_Task to carry out:_
Locate the word "Sale" in the data below, then copy every line that holds it.

Start of Dataset extract

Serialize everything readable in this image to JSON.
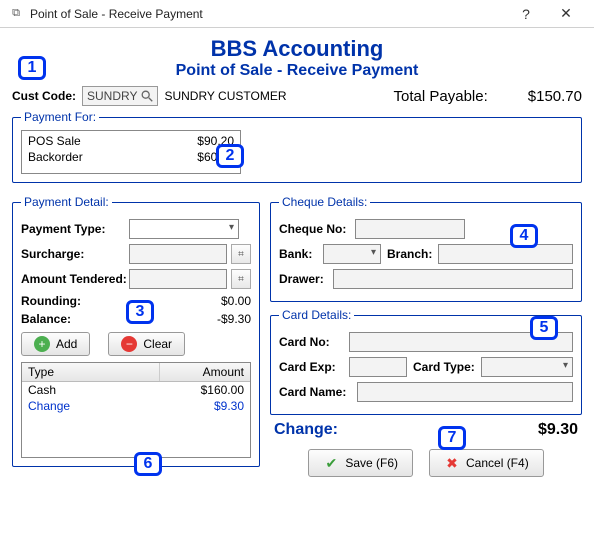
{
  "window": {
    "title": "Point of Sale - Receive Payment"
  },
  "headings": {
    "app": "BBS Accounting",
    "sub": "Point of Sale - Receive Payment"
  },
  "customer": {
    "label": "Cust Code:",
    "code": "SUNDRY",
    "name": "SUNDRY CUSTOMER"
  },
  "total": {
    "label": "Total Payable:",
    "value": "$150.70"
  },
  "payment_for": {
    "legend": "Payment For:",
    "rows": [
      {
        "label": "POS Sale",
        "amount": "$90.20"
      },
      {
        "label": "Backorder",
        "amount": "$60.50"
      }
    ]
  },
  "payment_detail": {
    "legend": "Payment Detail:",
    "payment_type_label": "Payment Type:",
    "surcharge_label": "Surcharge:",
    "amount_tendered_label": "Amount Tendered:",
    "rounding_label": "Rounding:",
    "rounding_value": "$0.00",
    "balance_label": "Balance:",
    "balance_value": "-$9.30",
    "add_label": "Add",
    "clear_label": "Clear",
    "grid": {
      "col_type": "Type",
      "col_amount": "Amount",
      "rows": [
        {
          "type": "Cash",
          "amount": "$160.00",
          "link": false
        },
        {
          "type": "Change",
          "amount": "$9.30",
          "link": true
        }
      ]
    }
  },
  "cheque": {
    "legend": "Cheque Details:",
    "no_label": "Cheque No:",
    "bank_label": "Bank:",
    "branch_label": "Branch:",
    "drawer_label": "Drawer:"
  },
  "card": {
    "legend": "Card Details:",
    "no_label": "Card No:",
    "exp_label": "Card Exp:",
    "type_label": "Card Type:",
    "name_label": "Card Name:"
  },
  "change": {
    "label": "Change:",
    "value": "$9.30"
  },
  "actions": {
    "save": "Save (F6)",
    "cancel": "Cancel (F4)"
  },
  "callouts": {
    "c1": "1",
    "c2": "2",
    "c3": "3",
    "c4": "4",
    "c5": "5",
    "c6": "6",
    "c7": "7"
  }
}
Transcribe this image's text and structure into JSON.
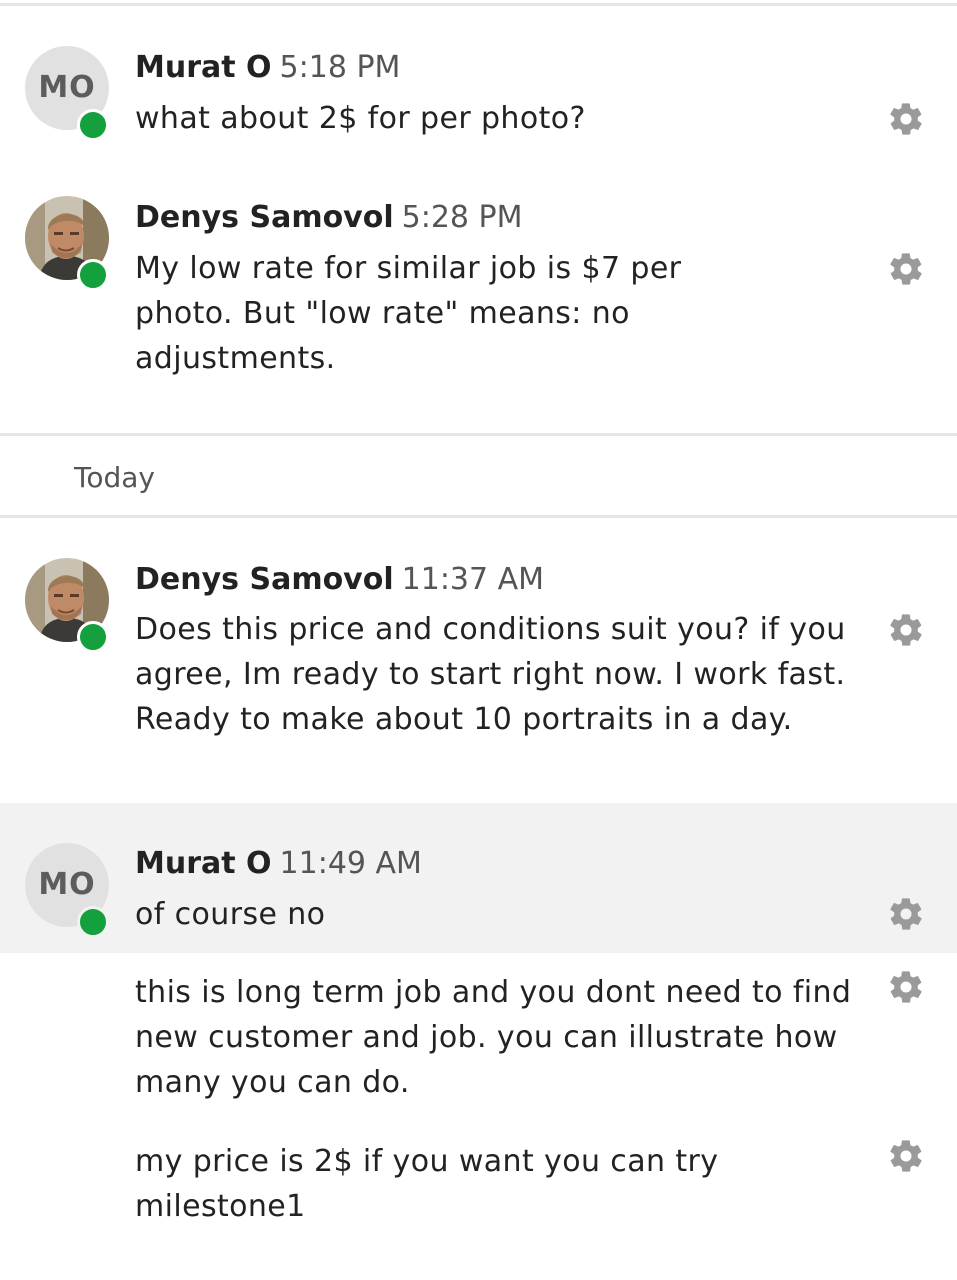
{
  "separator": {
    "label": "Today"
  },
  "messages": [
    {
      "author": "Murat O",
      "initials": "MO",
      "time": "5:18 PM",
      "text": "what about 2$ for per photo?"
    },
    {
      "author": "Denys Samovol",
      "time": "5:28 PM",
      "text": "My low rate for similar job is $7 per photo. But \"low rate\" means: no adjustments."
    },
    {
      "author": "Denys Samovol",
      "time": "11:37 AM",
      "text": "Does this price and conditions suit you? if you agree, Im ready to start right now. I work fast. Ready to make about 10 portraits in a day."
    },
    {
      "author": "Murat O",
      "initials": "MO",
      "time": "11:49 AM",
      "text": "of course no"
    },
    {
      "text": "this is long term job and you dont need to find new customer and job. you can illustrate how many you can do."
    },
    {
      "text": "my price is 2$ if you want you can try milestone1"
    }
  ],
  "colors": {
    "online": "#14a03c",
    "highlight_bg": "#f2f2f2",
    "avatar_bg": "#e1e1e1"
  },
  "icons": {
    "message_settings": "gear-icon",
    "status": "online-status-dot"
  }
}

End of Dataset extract
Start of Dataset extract

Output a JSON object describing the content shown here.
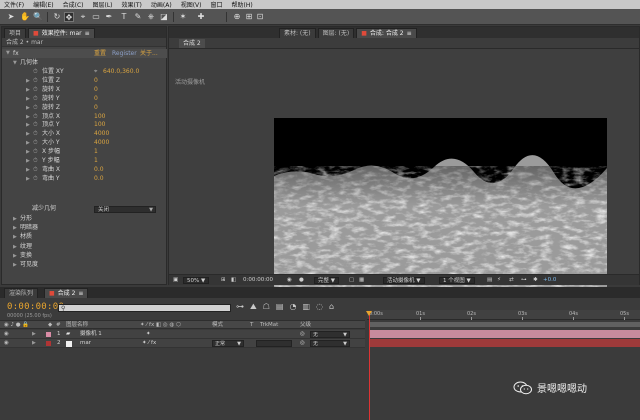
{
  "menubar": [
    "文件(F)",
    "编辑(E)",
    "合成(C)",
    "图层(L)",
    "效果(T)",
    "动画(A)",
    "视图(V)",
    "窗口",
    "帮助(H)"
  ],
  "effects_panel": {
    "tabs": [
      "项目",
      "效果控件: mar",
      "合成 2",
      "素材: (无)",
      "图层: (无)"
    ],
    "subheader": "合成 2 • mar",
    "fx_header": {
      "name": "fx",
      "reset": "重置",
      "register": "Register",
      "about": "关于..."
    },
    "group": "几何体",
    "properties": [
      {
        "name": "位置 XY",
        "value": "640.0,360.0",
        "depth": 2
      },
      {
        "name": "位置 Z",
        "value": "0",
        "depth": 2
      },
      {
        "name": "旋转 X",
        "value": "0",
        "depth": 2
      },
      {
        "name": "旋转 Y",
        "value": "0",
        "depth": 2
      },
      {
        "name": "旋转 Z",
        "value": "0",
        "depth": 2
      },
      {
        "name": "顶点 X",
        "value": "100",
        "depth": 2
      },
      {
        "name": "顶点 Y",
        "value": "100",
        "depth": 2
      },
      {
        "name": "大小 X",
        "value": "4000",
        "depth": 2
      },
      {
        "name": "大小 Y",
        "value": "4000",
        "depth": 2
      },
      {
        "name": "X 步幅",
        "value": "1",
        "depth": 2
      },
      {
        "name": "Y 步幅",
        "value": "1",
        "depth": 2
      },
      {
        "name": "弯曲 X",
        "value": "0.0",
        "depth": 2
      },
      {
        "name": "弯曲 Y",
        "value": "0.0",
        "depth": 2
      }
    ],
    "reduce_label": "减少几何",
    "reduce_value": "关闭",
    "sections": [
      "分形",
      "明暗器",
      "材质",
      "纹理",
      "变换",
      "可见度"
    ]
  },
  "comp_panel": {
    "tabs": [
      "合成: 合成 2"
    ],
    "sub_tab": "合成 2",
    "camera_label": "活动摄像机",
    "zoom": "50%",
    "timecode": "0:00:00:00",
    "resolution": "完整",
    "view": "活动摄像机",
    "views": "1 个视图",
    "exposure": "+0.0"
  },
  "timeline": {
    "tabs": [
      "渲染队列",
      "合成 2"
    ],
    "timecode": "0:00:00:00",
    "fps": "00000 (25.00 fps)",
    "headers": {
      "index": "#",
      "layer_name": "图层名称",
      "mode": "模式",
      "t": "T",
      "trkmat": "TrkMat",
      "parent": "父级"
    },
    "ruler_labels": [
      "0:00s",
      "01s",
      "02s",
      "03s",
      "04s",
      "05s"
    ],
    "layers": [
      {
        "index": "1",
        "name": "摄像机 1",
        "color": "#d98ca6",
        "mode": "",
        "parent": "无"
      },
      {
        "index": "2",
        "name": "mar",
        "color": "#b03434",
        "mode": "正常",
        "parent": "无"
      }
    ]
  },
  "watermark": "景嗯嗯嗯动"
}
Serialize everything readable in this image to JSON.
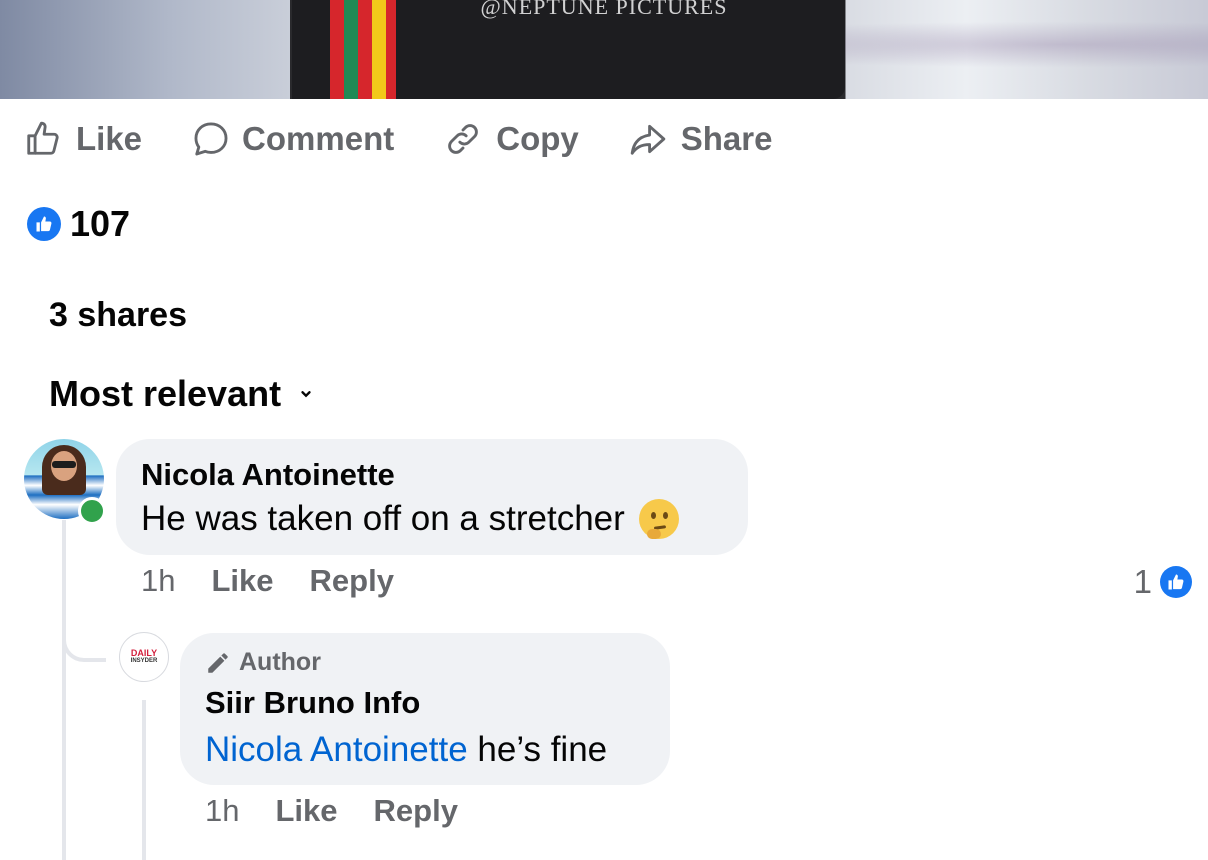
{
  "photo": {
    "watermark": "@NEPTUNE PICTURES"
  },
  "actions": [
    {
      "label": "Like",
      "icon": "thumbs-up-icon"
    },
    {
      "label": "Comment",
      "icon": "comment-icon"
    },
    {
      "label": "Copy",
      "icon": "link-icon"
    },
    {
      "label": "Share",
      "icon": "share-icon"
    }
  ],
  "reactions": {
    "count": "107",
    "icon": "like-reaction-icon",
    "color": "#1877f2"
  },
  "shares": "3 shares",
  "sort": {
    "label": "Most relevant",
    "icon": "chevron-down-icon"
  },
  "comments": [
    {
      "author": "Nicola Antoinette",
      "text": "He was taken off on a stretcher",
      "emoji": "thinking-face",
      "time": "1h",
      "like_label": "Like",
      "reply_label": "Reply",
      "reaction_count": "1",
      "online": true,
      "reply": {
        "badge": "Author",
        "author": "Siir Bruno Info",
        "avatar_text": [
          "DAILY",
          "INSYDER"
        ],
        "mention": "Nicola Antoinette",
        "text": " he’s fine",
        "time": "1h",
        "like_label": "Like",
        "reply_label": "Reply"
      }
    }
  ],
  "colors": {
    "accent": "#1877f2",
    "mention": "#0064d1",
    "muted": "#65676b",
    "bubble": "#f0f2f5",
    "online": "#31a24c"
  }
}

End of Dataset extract

_Answer to this problem:_
    "title": "Point of Sale - Receive Payment"
    "sub": "Point of Sale - Receive Payment"
        "label": "POS Sale",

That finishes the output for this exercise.